View Full Version : Advice for a soon to be New Yorker

January 22nd, 2004, 07:27 PM
Looking for a little advice on where to live in the city. I am a graduate student finishing a PhD and will be moving NY to do a post-doc at Cornell medical or possibly Columbia. Probably could swing $1300-1500/month. Notice some deals theses days on the Upper East Side and I am very intersted in that area, but also understand a lot of young people are rushing to that area as well. Dont want to live with the old folks and a young crowd would be great ...but also dont want the pleasure of being surrounded by youngsters enjoying their first beer. I realize the entire upper east side probably has not turned into one giant dorm but can someone give me their take on what the atmosphere is like in that area.

Also, what is the competition like for apartments? How tough is it to get into a reasonable place?

Thanks a heap

January 22nd, 2004, 10:38 PM
ya know billy joel's song 'uptown girls'? well, he wasn't talking about the west side. Go for it dude, east side rules.

January 23rd, 2004, 10:39 AM
Love the UES, you can't go wrong IMO. Lots of restuarants, good bars, quiet streets, busy streets, rich snobs, fun younger crowd, the park on one side the river on the other - hard to sum up the atmosphere in just a few words for this relatively large neighborhood, but I've never been disappointed.

As for competition for apartments, that's hard to say. Real Estate changes so fast, the people who are actively seeking apartments know much more than I do.

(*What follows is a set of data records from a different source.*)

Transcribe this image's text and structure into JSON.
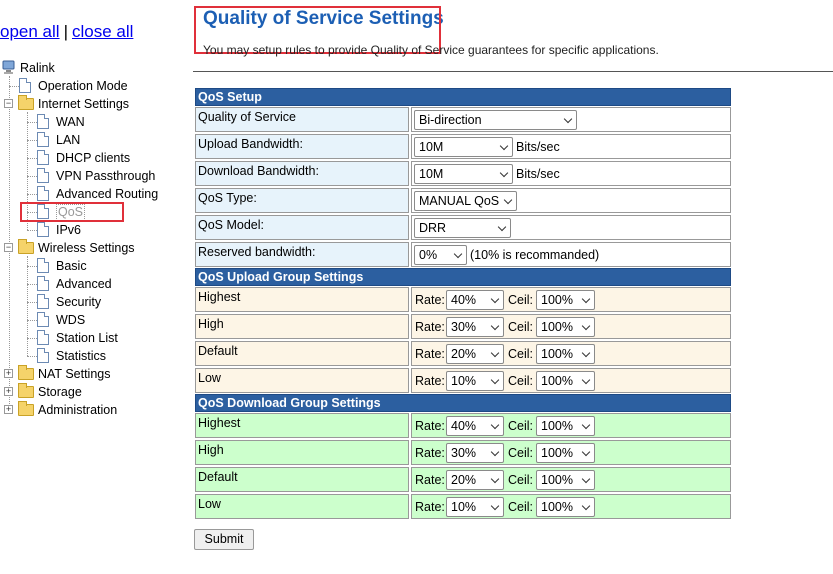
{
  "tree": {
    "open_all": "open all",
    "close_all": "close all",
    "separator": "|",
    "root": "Ralink",
    "items": [
      {
        "label": "Operation Mode"
      },
      {
        "label": "Internet Settings"
      },
      {
        "label": "WAN"
      },
      {
        "label": "LAN"
      },
      {
        "label": "DHCP clients"
      },
      {
        "label": "VPN Passthrough"
      },
      {
        "label": "Advanced Routing"
      },
      {
        "label": "QoS"
      },
      {
        "label": "IPv6"
      },
      {
        "label": "Wireless Settings"
      },
      {
        "label": "Basic"
      },
      {
        "label": "Advanced"
      },
      {
        "label": "Security"
      },
      {
        "label": "WDS"
      },
      {
        "label": "Station List"
      },
      {
        "label": "Statistics"
      },
      {
        "label": "NAT Settings"
      },
      {
        "label": "Storage"
      },
      {
        "label": "Administration"
      }
    ]
  },
  "page": {
    "title": "Quality of Service Settings",
    "subtitle": "You may setup rules to provide Quality of Service guarantees for specific applications."
  },
  "setup": {
    "header": "QoS Setup",
    "qos_label": "Quality of Service",
    "qos_value": "Bi-direction",
    "upload_label": "Upload Bandwidth:",
    "upload_value": "10M",
    "download_label": "Download Bandwidth:",
    "download_value": "10M",
    "unit": "Bits/sec",
    "type_label": "QoS Type:",
    "type_value": "MANUAL QoS",
    "model_label": "QoS Model:",
    "model_value": "DRR",
    "reserved_label": "Reserved bandwidth:",
    "reserved_value": "0%",
    "reserved_note": "(10% is recommanded)"
  },
  "rate_label": "Rate:",
  "ceil_label": "Ceil:",
  "upload_groups": {
    "header": "QoS Upload Group Settings",
    "rows": [
      {
        "name": "Highest",
        "rate": "40%",
        "ceil": "100%"
      },
      {
        "name": "High",
        "rate": "30%",
        "ceil": "100%"
      },
      {
        "name": "Default",
        "rate": "20%",
        "ceil": "100%"
      },
      {
        "name": "Low",
        "rate": "10%",
        "ceil": "100%"
      }
    ]
  },
  "download_groups": {
    "header": "QoS Download Group Settings",
    "rows": [
      {
        "name": "Highest",
        "rate": "40%",
        "ceil": "100%"
      },
      {
        "name": "High",
        "rate": "30%",
        "ceil": "100%"
      },
      {
        "name": "Default",
        "rate": "20%",
        "ceil": "100%"
      },
      {
        "name": "Low",
        "rate": "10%",
        "ceil": "100%"
      }
    ]
  },
  "submit_label": "Submit",
  "colors": {
    "header_bg": "#2c5fa0",
    "title": "#1c5fb4",
    "highlight": "#e0303a",
    "upload_bg": "#fdf5e6",
    "download_bg": "#ccffcc",
    "setup_label_bg": "#e7f3fb"
  }
}
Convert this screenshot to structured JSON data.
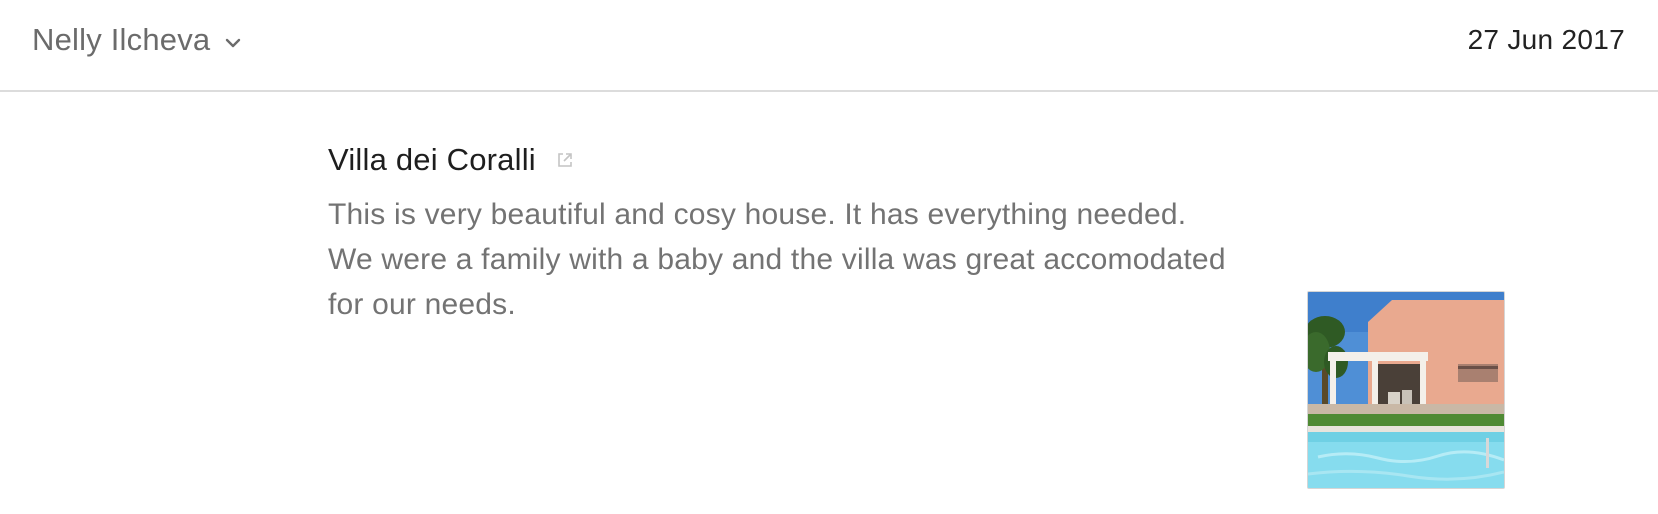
{
  "header": {
    "author_name": "Nelly Ilcheva",
    "author_dropdown_icon": "chevron-down-icon",
    "date": "27 Jun 2017"
  },
  "review": {
    "title": "Villa dei Coralli",
    "title_link_icon": "external-link-icon",
    "text": "This is very beautiful and cosy house. It has everything needed. We were a family with a baby and the villa was great accomodated for our needs."
  },
  "photo": {
    "subject": "villa-with-pool-thumbnail"
  },
  "colors": {
    "divider": "#dcdcdc",
    "author_text": "#6b6b6b",
    "title_text": "#1e1e1e",
    "body_text": "#737373"
  }
}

January 25th, 2004, 09:24 AM
I am a real estate agent. Now you could find a studio around $1,500 no fee Midtown West in a full service building, or in the 90' East Side, same price, no fee, usually around 500 sq ft. For a large studio in a town house, UWS betw 70-89 close to CPW you should consider to spend today $1,500-1,700, plus a broker fee (usually no less than 1 month rent). Of course you can find an apt for $1,300, but I am talking about a good one on a good location.
If you have time you can consider to contact directly the owner, or to find a sublet close to Columbia University (105-122), this is the best way to save money, but you can also have a good deal working with a good agent, even if there is a fee, since a good agent will try to lower the cost of the rent dealing with the owner for you. I would consider the UWS more than the UES, all my clients studing/working at Columbia (doctoral PHD) live in the UWS.
If you work with an agent I recommend you to visit also at least 1/2 fee apts, so you can compare finale price/location/conditions...

January 31st, 2004, 10:51 PM
One downside to the UES: it has the worst subway options in the city. There's only one line (4/5/6) and it is, by far, the most crowded subway line in NYC.

Rush hour on the 4/5/6 is no picnic.